This opinion was shared by Kristián Čekovský of OĽaNO, who chairs the parliamentary culture and media committee, who stressed that the prosecution bodies should explain their steps in this affair.

Peter Pellegrini, chair of the Hlas party, said that if there is no proof of such charges, it is important to retract them. On the other hand, if there is any proof that the law was breached, we should not be discouraged by who is the journalist in question.

Third attempt of aggressive attitude against journalists

NGO Via Iuris emphasised that it is crucial for democratic society that critical journalists do not have to fear being accused when reporting on serious crimes.

Via Iuris added that the accusation of journalists could hardly be interpreted in other way than intimidation.

“We are therefore persuaded that for justice in our country, testimony about the extensive following of journalists who published this information is more important than keeping the secret identity of a witness who himself was not secret about his testimony,” the NGO claims, as quoted by the SITA newswire.

Another NGO, Transparency International Slovakia (TIS), said that accusing journalists of the alleged leaking of identity of the secret witness Peter Tóth during the investigation of Ján Kuciak and Martina Kušnírová’s murders seems to be another attempt to silence the media.

TIS said that this is the third attempt in a short amount of time that the public power and politicians has taken an “aggressive” attitude against critical press.
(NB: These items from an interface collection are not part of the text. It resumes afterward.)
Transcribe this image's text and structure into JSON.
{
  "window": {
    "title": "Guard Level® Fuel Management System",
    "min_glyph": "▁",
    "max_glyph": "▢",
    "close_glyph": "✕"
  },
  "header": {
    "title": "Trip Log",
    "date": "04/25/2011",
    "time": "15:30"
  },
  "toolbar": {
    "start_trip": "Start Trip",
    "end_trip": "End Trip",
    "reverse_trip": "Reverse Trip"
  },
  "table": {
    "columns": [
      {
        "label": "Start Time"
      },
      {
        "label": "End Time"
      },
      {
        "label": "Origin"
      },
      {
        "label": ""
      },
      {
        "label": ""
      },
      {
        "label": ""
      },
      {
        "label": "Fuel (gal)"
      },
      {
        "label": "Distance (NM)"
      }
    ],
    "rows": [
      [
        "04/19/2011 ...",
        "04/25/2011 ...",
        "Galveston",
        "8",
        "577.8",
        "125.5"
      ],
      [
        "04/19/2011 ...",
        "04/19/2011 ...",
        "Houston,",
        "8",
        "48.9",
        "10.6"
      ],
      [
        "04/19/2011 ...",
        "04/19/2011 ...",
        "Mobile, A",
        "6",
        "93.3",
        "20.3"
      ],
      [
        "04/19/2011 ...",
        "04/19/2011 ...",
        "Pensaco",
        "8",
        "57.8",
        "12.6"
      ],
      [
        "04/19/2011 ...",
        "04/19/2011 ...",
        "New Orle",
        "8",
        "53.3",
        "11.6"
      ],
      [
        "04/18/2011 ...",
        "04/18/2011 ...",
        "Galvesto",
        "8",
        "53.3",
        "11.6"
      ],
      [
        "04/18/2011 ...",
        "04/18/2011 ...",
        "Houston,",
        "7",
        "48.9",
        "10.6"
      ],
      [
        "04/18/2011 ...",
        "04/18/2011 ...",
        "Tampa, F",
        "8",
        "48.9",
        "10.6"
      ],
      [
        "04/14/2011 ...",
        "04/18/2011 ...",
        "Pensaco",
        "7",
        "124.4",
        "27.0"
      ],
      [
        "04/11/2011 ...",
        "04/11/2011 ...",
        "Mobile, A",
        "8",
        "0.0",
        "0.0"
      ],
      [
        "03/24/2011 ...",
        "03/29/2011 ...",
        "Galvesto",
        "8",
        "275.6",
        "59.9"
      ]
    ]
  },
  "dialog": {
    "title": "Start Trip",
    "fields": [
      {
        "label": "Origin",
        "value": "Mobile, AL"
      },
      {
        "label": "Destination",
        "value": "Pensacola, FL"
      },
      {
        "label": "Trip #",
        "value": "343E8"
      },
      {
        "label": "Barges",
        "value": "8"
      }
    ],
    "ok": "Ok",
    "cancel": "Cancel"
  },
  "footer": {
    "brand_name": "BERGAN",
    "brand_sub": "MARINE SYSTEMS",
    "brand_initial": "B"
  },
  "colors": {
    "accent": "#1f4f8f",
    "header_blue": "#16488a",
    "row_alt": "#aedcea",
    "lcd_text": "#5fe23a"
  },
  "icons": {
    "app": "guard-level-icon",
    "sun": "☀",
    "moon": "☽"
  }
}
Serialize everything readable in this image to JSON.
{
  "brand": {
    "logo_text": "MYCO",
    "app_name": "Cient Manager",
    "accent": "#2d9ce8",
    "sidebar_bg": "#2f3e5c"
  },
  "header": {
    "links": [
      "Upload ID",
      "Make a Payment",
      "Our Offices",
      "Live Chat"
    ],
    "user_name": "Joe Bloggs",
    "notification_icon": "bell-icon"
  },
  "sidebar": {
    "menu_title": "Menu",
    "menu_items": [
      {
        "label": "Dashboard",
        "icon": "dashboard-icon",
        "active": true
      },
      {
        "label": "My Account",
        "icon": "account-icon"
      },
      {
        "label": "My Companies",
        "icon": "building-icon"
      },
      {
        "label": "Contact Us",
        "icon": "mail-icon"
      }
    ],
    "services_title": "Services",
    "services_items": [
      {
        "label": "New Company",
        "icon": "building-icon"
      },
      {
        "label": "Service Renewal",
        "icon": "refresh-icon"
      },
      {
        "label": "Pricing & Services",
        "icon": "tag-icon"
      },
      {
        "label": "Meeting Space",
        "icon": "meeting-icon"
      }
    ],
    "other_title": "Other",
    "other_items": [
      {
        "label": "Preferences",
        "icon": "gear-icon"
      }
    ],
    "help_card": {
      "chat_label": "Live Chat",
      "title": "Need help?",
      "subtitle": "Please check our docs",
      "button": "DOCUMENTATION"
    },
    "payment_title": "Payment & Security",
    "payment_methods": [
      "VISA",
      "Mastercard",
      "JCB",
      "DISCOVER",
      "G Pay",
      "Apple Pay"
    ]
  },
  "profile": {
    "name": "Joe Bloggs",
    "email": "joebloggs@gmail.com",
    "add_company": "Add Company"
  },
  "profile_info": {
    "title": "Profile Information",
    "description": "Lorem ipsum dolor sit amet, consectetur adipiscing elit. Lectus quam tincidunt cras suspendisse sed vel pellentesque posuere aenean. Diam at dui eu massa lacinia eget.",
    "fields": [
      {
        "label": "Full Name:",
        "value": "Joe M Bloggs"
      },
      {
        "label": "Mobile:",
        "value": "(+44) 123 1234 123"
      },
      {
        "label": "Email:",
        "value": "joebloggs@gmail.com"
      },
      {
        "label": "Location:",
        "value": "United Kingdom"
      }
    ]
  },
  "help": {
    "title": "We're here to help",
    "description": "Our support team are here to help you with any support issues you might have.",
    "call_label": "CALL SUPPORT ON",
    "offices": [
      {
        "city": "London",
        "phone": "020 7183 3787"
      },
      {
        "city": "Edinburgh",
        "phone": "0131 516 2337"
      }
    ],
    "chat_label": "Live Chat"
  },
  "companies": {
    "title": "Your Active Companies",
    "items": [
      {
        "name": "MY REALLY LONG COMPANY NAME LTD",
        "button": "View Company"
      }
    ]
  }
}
They mentioned General Prosecutor Maroš Žilinka who barred some journalists from entering a press conference organised by the General Prosecutor’s Office.

It was followed by “Robert Fico’s conspiracy theories” from Smer about the allegedly suspicious properties of Monika Tódová and other journalists who have been critical towards him.

TIS respects that the prosecutor’s office must deal with possible law breaching and only an independent court can decide whether it happened.

“At the same time, we believe that the public’s interest in disclosing serious anti-social information should not be weakened by deliberate interference by public authorities, which may give the appearance of legal action,” they summed up.

The right to freedom of expression conflicts with the public interest in this case, said the Public Defender of Rights Mária Patakyová.

"In general, in this case, the right to freedom of expression conflicts with the public’s interest, which lies both in protecting the rights of others - specifically in protecting the personal security of a secret witness, and in preventing the leakage of confidential information," Patakyová said.

According to her, a journalist’s right to freedom of expression enjoys one of the highest guarantees of legal protection, as journalists play an invaluable role as "watchdogs of democracy" in a democratic society.

Top stories

Opening of the time capsule of Michael's Tower.

Time capsule stored in Bratislava's St Michael statue 176 years ago reveals its secrets

The public can see the items found in the box in the Bratislava City Museum at the Old Town Hall this weekend.


22. okt
Bratislava's Old Town presents its most beautiful trees

Bratislava’s Old Town introduces most beautiful trees via game

One of the spotlighted trees is a majestic European beech in the evangelical cemetery Kozia Brána (Goat Gate).


22. okt
Renáta Kamenárová teaches Slovak at the University of Pittsburgh. She has also co-written several "Krížom krážom" textbooks, which are used by those teaching Slovak to foreigners.

‘Speaking English is almost like having a hot potato stuck in your mouth the entire time you talk’

But in Slovak, your tongue actually works, says an American who learns Slovak.


22. okt
“My Sunny Maad”, a Czech-French-Slovak animated drama about a Czech woman married to an Afghan who decide to live in post-Taliban Afghanistan, is now screened in Slovak cinemas.

Weekend: German adventurer is walking to Iran, with his stubborn donkey

Jazz music is taking over Bratislava this weekend.


22. okt
Skryť Close ad